A USCIS spokesperson said the agency has not issued any formal policy changes on this issue.
“USCIS understands that RFEs [requests for information] can cause delays,” said the spokesperson “However, the additional information provides assurance that the agency is maintaining the integrity of the immigration system.”
Castro said immigration agents recently demanded to interview two children, twins, whose stepfather was a U.S. citizen and whose mom was approved.
“In the past, this never happened,” she Castro said.
This is becoming an increasing typical practice, Castro said. USCIS is making more and more frequent requests for in-person interviews. In some cases, the interview sites are hours away from where her clients live, which means they have to pay for gas and childcare. Many clients also choose to pay for their own interpreters.
On top of that, there are growing fears of ICE agents showing up for these interviews. A USCIS official told immigration lawyers at a November conference in Nashville that they couldn’t guarantee ICE officers won’t show up at interviews.
“The prospect of having to go to the interview, and then if they’re here without papers, having an ICE agent there to arrest you when you’re trying to get your green card—it’s not great,” said Andrew Free, a Nashville-based immigration attorney.
“This is their plan: to make legal immigration really hard,” he added.
There are signs it’s working. USCIS data indicates that the agency is taking a harder line on I-130 petitions—those pre-cursors to green cards. In the third quarter of 2016—July through September—the administration approved just over 174,000 I-130 petitions, denied about 16,000, and had 939,000 pending applications.
In the same window of time this year, USCIS approved about 30,000 fewer I-130 applications. It rejected 1,000 more.
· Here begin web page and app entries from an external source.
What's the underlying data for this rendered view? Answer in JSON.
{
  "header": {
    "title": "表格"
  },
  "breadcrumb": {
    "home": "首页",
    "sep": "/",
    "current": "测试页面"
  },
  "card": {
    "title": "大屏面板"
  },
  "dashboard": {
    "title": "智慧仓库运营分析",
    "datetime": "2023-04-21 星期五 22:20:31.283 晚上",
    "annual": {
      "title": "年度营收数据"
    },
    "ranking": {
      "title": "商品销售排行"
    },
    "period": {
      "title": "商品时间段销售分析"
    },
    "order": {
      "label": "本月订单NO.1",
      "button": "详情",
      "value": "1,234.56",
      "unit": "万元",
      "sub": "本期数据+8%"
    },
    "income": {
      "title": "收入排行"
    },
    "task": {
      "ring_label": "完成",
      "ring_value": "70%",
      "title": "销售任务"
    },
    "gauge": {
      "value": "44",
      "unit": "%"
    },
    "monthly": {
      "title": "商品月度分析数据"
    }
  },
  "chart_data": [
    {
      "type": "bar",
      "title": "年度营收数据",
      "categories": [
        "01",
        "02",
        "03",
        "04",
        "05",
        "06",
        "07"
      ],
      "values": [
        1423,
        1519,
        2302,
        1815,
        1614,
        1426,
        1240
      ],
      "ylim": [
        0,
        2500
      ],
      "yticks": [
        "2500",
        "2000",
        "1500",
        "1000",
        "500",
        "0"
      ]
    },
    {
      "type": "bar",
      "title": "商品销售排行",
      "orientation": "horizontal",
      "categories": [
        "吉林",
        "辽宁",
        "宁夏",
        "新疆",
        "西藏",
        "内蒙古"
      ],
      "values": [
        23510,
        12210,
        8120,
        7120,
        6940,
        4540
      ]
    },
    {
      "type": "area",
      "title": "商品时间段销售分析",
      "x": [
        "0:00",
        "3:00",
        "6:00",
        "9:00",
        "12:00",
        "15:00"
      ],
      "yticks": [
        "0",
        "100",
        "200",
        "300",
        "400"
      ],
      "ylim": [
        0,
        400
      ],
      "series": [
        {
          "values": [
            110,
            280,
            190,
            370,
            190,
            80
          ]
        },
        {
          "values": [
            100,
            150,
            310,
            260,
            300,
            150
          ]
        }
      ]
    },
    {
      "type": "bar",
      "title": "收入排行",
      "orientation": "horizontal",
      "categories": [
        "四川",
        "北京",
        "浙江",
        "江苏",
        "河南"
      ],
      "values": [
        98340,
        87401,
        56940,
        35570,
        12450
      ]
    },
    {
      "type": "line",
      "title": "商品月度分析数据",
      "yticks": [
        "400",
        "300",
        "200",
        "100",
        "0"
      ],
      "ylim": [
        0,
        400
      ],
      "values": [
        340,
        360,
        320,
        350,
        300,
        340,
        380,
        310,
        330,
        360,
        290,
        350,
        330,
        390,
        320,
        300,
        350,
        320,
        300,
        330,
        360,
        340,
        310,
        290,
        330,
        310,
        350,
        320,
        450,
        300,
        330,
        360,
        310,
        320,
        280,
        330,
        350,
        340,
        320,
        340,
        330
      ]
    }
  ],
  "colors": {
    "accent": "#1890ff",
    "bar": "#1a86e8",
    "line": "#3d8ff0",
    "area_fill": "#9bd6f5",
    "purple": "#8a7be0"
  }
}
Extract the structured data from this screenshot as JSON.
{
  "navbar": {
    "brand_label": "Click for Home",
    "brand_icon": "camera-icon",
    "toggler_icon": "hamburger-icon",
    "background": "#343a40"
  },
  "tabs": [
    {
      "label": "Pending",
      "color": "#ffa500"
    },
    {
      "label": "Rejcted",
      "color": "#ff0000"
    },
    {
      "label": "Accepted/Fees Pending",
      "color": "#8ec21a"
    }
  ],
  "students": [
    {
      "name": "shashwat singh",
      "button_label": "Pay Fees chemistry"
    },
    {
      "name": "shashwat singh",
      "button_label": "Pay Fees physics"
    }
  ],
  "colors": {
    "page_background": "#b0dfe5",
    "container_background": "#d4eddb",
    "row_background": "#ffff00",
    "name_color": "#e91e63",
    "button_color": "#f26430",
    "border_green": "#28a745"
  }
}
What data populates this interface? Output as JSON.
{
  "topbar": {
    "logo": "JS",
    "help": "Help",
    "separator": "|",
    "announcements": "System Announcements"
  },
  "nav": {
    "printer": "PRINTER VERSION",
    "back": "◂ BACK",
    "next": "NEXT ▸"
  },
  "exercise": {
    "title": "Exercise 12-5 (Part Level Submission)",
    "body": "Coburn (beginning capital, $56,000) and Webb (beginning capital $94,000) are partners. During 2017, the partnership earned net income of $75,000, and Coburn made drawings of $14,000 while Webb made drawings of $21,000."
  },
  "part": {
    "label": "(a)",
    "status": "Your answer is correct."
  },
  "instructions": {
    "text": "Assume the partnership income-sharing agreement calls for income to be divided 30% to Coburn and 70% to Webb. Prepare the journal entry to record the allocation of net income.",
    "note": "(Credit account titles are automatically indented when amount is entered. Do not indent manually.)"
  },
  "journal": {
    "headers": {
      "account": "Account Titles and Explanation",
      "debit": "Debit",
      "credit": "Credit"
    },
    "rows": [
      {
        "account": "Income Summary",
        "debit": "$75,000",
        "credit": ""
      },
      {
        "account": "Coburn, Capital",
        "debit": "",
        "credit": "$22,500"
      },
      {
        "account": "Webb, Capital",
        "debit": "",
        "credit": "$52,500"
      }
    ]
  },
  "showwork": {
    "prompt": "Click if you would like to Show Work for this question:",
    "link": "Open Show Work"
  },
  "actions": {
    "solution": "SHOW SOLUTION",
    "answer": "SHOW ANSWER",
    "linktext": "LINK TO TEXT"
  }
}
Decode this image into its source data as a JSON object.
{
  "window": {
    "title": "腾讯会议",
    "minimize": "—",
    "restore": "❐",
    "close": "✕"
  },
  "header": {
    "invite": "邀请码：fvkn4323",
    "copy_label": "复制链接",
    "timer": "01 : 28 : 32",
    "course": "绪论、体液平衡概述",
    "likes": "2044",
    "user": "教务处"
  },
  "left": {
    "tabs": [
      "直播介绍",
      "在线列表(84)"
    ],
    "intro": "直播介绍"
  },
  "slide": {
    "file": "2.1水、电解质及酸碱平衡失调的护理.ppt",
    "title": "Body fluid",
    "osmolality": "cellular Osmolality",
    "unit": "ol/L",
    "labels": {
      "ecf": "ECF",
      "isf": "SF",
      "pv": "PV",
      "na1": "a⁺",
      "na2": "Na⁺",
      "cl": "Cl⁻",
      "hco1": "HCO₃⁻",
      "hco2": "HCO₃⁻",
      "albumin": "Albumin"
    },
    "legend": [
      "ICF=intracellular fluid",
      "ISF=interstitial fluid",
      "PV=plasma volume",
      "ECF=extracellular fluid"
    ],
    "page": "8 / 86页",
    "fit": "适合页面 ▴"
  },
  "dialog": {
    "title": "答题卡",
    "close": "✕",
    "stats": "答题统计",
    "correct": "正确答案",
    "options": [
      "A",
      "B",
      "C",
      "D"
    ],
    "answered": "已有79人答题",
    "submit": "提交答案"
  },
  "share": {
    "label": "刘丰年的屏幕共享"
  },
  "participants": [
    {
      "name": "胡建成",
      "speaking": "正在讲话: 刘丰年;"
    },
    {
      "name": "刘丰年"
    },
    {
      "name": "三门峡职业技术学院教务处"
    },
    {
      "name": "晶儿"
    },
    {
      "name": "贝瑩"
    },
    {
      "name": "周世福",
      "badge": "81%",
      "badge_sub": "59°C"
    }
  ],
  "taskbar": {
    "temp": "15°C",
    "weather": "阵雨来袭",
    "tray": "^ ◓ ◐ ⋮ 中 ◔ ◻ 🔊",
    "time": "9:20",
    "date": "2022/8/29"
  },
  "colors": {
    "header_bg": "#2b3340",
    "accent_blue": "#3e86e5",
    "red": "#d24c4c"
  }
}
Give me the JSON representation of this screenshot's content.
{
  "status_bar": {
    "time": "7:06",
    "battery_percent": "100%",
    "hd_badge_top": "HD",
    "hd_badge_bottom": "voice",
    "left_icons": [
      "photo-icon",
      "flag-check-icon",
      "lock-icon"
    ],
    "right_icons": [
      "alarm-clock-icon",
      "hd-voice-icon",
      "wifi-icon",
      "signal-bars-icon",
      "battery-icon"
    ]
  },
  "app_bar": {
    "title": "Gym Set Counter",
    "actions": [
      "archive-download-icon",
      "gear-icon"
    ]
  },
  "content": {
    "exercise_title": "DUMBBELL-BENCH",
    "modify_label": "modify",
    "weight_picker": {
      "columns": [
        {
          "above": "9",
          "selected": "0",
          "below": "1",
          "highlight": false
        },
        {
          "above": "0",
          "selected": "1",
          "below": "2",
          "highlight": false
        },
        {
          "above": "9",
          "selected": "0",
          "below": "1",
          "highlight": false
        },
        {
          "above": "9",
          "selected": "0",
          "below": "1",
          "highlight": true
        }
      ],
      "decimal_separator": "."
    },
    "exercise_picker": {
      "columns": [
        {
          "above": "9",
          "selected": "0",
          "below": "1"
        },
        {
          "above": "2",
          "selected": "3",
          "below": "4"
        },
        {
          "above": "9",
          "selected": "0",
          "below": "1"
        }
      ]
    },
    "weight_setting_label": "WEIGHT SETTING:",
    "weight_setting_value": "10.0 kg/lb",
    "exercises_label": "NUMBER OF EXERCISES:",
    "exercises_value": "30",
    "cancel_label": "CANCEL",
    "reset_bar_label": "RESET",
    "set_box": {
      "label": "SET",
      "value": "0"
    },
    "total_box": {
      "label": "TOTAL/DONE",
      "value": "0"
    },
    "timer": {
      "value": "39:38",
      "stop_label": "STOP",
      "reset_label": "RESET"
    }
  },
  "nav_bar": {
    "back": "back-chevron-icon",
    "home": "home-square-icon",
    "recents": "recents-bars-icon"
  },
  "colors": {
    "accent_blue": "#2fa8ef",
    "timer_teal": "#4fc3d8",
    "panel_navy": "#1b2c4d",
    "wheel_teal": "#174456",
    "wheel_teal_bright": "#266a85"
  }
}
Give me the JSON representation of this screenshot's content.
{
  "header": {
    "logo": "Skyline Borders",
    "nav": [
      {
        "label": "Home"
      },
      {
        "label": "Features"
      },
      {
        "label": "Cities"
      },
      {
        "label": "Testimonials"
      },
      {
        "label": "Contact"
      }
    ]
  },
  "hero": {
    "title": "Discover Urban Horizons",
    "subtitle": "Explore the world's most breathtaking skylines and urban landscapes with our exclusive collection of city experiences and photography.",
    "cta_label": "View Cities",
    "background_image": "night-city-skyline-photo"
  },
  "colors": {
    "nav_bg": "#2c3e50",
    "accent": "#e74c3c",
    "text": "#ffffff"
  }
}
And—perhaps the strongest indicator of change—its I-130 backlog increased dramatically: from 939,000 to 1,289,000.
Immigration lawyers say it’s gotten harder for people to come here legally, and that USCIS has been taking longer to approve I-130 applications—which may explain the ballooning backlog.
Ksenia Maiorova, an immigration attorney based in Orlando who frequently works with athletes, said USCIS agents have been extraordinarily demanding under the new administration.
“They’re asking for evidence that isn’t required by law and stating that that evidence is mandatory,” she said.
In particular, she said, USCIS agents have increasingly asked married immigrants to show proof that their finances are comingled with their American spouse’s. But many young couples choose not to mingle their finances, she added, and U.S. law certainly doesn’t require couples to share bank accounts.
“They’re imposing this burden on foreigners that’s greater than what the law imposes on Americans,” she said.
“They’re trying to push the envelope,” she continued. “I call it the culture of overreach, where they’re attempting to ever-so-slightly inflate the evidentiary standard to ask for things, just to see if it will fly.”
She added that because of these changes, it takes lawyers at her firm about 30 percent more time to help their clients get I-130s.
All these changes put immigrants under extraordinary stress—particularly in cases where a baffling document request from a USCIS bureaucrat can determine whether or not they can live in the same country as their husband or wife.
So these cases keep getting harder and harder. Castro said one immigration judge specifically told her things would get more difficult because of Trump.
“I remember the first hearing I attended in the new year,” she said. “He hadn’t been sworn yet into office and the judge told me, ‘Miss Castro, you realize there’s a new sheriff in town and some of the shenanigans you guys pull off—they’re not going to work anymore.’”
Updated 12/27 to add comment from a USCIS spokesperson.